While the stock Zotac GTX 970 featured standard 80 mm fans, the omega edition comes with two 90 mm fans that feature grooved fan blades, which Zotac claims assists in better air flow. In addition, the GTX 970 Omega edition comes with a more durable frame surrounding the card, which Zotac is calling ExoArmor. The card also comes with the Power+ and FireStorm utilities, and in addition features a dedicated power controller that communicates with the video card via an internal bus. This bus has a micro-USB out, which when connected to an internal USB header on the motherboard allows you to access a wealth of settings that can be changed in real-time using FireStorm. Brands like Corsair have been doing this since last year with power delivery systems and coolers, so it should be interesting to see how this feature works in real world conditions.
The new cooling fans and the overclocking potential means that the Zotac GTX 970 is a worthy contender for gamers looking to invest in a mid-range card that offers the most bang for the buck.
Zotac GeForce GTX 970 AMP! Extreme Edition
As the name indicates, the extreme edition is designed with enthusiast gamers in mind, and comes with a host of features that are not present in the first two cards.
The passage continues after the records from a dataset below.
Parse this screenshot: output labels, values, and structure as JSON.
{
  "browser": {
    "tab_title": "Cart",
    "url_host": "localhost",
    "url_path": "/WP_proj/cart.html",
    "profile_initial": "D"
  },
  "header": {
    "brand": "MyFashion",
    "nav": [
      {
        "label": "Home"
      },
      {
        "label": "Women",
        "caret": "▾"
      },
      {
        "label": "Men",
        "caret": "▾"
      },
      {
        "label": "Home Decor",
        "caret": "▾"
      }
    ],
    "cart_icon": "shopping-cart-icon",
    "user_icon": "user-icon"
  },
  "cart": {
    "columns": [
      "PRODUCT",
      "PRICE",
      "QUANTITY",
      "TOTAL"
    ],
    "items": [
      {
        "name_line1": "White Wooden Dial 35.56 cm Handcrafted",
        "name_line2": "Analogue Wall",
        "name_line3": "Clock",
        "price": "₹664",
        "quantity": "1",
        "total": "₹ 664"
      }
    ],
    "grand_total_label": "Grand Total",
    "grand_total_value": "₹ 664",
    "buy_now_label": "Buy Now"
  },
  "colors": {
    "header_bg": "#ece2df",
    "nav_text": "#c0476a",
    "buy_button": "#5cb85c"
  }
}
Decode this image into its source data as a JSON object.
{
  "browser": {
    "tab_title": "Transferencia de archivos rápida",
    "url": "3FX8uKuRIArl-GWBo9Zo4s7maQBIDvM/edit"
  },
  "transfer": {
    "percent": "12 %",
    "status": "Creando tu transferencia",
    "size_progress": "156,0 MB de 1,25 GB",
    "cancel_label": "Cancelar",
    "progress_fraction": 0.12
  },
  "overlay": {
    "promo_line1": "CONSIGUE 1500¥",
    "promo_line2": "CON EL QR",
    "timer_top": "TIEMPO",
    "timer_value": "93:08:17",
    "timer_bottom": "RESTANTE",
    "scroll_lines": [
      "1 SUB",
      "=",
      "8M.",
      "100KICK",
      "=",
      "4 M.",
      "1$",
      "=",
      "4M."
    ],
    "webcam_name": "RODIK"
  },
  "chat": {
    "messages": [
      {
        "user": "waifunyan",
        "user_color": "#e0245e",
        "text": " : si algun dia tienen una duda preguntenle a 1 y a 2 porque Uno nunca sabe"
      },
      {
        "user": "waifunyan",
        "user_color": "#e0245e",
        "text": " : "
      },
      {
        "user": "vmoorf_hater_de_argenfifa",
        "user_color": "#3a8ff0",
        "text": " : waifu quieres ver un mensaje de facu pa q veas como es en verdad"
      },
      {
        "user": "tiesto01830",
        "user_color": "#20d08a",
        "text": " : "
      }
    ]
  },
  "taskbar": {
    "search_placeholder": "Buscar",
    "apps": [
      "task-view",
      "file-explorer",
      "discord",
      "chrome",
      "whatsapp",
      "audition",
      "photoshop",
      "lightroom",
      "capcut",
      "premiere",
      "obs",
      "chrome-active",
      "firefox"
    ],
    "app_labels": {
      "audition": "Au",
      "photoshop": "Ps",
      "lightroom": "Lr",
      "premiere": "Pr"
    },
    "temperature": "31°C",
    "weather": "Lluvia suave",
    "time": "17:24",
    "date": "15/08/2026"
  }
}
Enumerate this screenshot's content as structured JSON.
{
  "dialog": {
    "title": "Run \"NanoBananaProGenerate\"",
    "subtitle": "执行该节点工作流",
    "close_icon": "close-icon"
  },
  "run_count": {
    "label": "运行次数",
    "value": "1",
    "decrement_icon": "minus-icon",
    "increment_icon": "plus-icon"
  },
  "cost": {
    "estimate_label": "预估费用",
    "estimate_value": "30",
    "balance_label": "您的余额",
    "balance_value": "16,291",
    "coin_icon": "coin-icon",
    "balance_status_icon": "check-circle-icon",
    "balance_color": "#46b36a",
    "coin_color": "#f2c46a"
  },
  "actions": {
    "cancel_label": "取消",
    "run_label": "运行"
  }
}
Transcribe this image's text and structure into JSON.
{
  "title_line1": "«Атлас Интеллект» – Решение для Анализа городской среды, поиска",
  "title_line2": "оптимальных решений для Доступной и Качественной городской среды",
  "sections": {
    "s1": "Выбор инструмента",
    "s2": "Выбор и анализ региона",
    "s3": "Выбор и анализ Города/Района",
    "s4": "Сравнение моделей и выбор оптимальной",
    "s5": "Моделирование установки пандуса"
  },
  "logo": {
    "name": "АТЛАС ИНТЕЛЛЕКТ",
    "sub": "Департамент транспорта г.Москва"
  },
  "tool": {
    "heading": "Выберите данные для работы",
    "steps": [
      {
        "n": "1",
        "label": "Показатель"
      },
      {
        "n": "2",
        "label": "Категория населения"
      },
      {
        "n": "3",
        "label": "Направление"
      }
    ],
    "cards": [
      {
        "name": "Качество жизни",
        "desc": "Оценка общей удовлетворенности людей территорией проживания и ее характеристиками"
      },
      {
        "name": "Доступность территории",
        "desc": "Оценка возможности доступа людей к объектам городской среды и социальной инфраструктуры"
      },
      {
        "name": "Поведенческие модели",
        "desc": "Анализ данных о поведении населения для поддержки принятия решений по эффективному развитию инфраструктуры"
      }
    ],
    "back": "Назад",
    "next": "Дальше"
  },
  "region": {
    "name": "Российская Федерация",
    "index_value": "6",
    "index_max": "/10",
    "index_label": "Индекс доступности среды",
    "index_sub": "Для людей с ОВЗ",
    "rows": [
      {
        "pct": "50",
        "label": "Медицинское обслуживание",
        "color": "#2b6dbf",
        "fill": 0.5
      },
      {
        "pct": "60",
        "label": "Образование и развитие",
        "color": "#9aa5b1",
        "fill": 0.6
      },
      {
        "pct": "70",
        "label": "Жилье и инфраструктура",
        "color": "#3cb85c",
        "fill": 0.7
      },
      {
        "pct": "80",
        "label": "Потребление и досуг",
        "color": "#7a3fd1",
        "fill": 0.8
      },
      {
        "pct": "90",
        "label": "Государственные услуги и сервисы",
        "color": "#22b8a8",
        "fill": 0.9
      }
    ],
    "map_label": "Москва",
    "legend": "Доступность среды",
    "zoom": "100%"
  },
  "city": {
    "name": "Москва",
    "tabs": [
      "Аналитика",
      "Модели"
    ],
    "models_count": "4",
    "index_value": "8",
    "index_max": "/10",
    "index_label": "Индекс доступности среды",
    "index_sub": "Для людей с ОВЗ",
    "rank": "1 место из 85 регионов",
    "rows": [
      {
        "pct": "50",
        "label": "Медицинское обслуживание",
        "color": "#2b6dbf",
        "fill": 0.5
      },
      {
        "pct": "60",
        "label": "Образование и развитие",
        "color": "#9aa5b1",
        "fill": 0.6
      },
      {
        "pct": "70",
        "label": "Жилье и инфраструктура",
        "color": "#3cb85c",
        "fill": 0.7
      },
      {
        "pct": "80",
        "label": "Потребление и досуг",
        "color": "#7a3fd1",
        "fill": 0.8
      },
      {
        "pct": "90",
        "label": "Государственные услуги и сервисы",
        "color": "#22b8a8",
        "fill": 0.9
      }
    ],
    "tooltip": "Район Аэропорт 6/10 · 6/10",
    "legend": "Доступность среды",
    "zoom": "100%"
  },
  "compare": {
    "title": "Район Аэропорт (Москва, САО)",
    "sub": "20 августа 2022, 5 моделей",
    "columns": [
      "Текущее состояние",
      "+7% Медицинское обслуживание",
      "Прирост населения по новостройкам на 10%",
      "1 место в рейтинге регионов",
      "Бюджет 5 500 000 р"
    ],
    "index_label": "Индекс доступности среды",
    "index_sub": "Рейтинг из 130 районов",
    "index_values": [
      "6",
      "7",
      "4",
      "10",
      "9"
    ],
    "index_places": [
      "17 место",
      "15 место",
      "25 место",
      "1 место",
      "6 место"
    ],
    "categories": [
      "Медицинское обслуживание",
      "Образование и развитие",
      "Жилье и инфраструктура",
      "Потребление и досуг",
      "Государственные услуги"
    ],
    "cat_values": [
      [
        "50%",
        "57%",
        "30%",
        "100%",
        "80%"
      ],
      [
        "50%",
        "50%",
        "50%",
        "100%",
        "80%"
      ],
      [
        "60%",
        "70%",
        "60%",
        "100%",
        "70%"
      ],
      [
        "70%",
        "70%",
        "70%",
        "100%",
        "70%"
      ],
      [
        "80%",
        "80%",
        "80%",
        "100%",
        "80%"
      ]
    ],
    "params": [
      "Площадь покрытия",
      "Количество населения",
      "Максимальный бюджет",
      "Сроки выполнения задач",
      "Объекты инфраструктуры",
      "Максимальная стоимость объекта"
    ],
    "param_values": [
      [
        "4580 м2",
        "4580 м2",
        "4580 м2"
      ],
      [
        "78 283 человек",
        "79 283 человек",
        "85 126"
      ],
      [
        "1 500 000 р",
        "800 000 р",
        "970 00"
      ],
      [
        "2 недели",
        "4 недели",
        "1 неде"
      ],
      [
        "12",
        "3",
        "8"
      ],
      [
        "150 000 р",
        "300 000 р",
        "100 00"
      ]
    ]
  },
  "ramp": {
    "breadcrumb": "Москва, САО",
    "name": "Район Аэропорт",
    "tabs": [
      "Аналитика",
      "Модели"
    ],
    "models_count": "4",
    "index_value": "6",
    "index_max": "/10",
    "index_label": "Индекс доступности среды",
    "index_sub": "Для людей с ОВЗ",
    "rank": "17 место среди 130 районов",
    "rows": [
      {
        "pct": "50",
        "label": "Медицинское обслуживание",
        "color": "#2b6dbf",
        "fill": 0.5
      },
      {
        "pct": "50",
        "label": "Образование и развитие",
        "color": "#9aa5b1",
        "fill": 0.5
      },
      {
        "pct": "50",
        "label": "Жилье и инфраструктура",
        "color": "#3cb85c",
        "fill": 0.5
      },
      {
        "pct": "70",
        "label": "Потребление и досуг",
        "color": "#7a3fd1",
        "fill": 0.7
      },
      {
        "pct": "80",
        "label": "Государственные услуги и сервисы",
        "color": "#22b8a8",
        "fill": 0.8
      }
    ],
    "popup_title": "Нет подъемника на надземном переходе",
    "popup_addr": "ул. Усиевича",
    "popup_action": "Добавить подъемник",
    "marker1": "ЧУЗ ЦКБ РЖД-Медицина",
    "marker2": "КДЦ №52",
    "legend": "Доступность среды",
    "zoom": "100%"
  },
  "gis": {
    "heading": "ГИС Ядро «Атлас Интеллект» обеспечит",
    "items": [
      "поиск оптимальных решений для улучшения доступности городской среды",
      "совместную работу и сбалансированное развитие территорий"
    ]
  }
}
Let’s first delve on the design: the GTX 970 extreme edition is aptly named, as the card looks beastly with the three cooling fins and the gunmetal color scheme. When it comes to dimensions, the GTX 970 extreme edition has a length of 300 mm, which means that you have to check your enclosure (or invest in a new one) to accommodate the card.
The GTX 970 extreme edition is clocked at 1203 MHz base/ 1355 MHz boost, and has 1664 CUDA cores, 4 GB GDDR5 memory on a 256-bit interface, with a memory clock of 7200 MHz. All this with a power consumption of 176W, which is delivered through two 8-pin connectors.
The three cooling fan solution, dubbed IceStorm, features three anti-rotational 90 mm fans that are designed to maximize air flow. Although the card is factory overclocked, the design allows for a lot of overhead when it comes to even further overclocking, which we’re sure enthusiast gamers would take full advantage of.
A unique feature in the GTX 970 is the LED lighting scheme, which is called LIGHT.id. If you’ve got a windowed side panel and are inclined to show off your hardware, the red color scheme is ideal for you. The card also has a green color scheme when in 2D mode. If you want to, you can disable the feature via the FireStorm utility.
The extreme edition also comes with a dedicated OC+ button that allows you to fine-tune your card settings, and all the other features available in the omega and the standard versions.
All three cards come with a five year warranty, with US and Canadian customers getting an addition two year extended warranty. Pricing information will be available closer to launch.